Task brief:
Lines of the material that include the string "System" should be returned.

Start of Input records

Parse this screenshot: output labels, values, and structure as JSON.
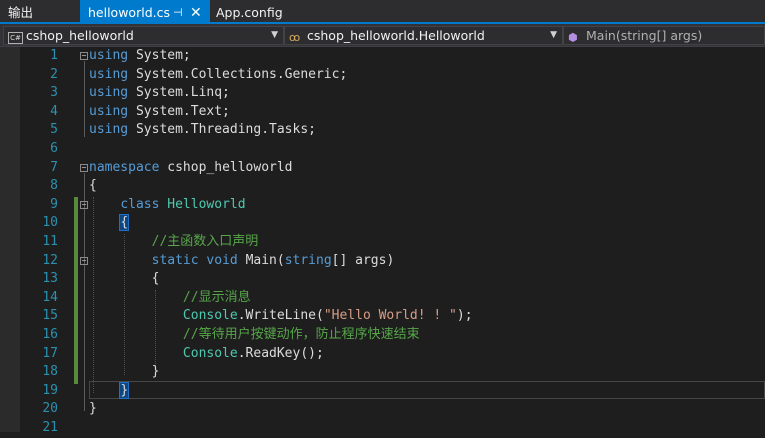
{
  "tabs": {
    "output": "输出",
    "active": "helloworld.cs",
    "active_pin": "⊣",
    "active_close": "✕",
    "other": "App.config"
  },
  "nav": {
    "project": "cshop_helloworld",
    "class": "cshop_helloworld.Helloworld",
    "member": "Main(string[] args)"
  },
  "code": {
    "line_numbers": [
      "1",
      "2",
      "3",
      "4",
      "5",
      "6",
      "7",
      "8",
      "9",
      "10",
      "11",
      "12",
      "13",
      "14",
      "15",
      "16",
      "17",
      "18",
      "19",
      "20",
      "21"
    ],
    "l1_kw": "using",
    "l1_rest": " System;",
    "l2_kw": "using",
    "l2_rest": " System.Collections.Generic;",
    "l3_kw": "using",
    "l3_rest": " System.Linq;",
    "l4_kw": "using",
    "l4_rest": " System.Text;",
    "l5_kw": "using",
    "l5_rest": " System.Threading.Tasks;",
    "l7_kw": "namespace",
    "l7_rest": " cshop_helloworld",
    "l8": "{",
    "l9_kw": "class",
    "l9_type": "Helloworld",
    "l10": "{",
    "l11_comment": "//主函数入口声明",
    "l12_kw1": "static",
    "l12_kw2": "void",
    "l12_name": "Main(",
    "l12_kw3": "string",
    "l12_rest": "[] args)",
    "l13": "{",
    "l14_comment": "//显示消息",
    "l15_type": "Console",
    "l15_mid": ".WriteLine(",
    "l15_str": "\"Hello World! ! \"",
    "l15_end": ");",
    "l16_comment": "//等待用户按键动作，防止程序快速结束",
    "l17_type": "Console",
    "l17_rest": ".ReadKey();",
    "l18": "}",
    "l19": "}",
    "l20": "}"
  }
}
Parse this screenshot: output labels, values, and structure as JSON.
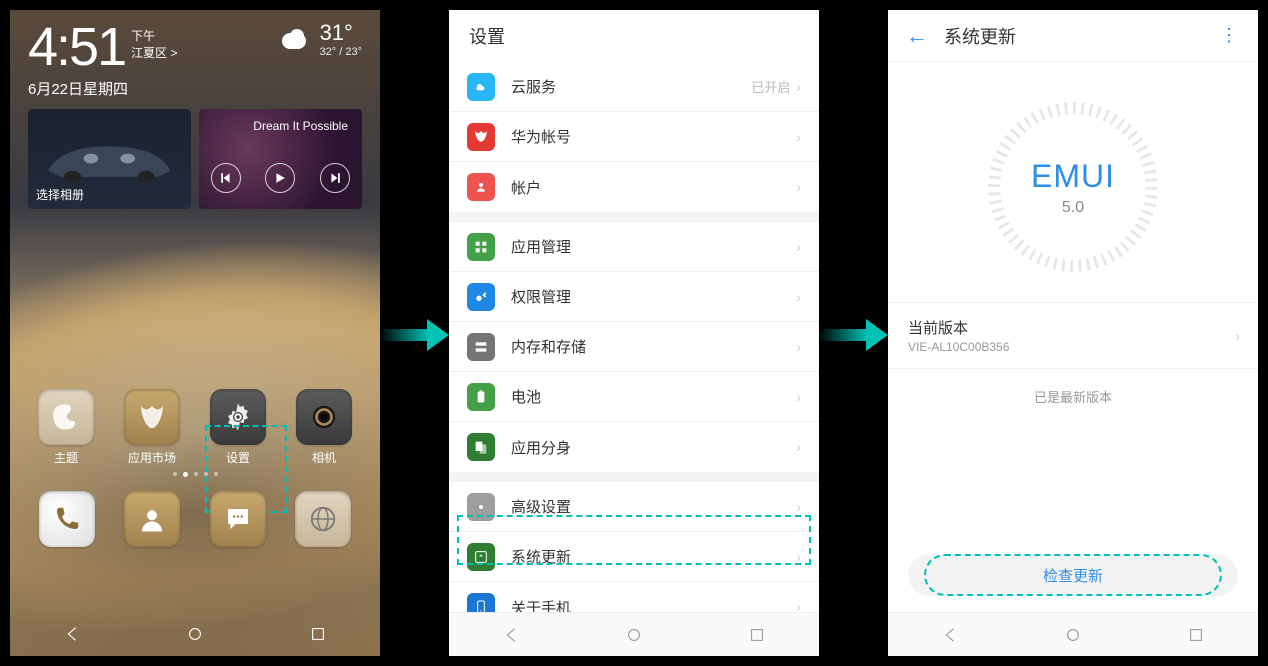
{
  "home": {
    "time": "4:51",
    "ampm": "下午",
    "location": "江夏区",
    "temp": "31°",
    "temp_range": "32° / 23°",
    "date": "6月22日星期四",
    "gallery_label": "选择相册",
    "music_title": "Dream It Possible",
    "apps": {
      "theme": "主题",
      "market": "应用市场",
      "settings": "设置",
      "camera": "相机"
    }
  },
  "settings": {
    "title": "设置",
    "groups": [
      [
        {
          "icon": "cloud",
          "color": "#29B6F6",
          "label": "云服务",
          "value": "已开启"
        },
        {
          "icon": "huawei",
          "color": "#E53935",
          "label": "华为帐号"
        },
        {
          "icon": "account",
          "color": "#EF5350",
          "label": "帐户"
        }
      ],
      [
        {
          "icon": "apps",
          "color": "#43A047",
          "label": "应用管理"
        },
        {
          "icon": "perm",
          "color": "#1E88E5",
          "label": "权限管理"
        },
        {
          "icon": "storage",
          "color": "#757575",
          "label": "内存和存储"
        },
        {
          "icon": "battery",
          "color": "#43A047",
          "label": "电池"
        },
        {
          "icon": "clone",
          "color": "#2E7D32",
          "label": "应用分身"
        }
      ],
      [
        {
          "icon": "advanced",
          "color": "#9E9E9E",
          "label": "高级设置"
        },
        {
          "icon": "update",
          "color": "#2E7D32",
          "label": "系统更新",
          "highlight": true
        },
        {
          "icon": "about",
          "color": "#1976D2",
          "label": "关于手机"
        }
      ]
    ]
  },
  "sysupdate": {
    "title": "系统更新",
    "emui_label": "EMUI",
    "emui_version": "5.0",
    "current_version_label": "当前版本",
    "current_version_value": "VIE-AL10C00B356",
    "latest_msg": "已是最新版本",
    "check_button": "检查更新"
  }
}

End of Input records

Response:
    "l1_rest": " System;",
    "l2_rest": " System.Collections.Generic;",
    "l3_rest": " System.Linq;",
    "l4_rest": " System.Text;",
    "l5_rest": " System.Threading.Tasks;",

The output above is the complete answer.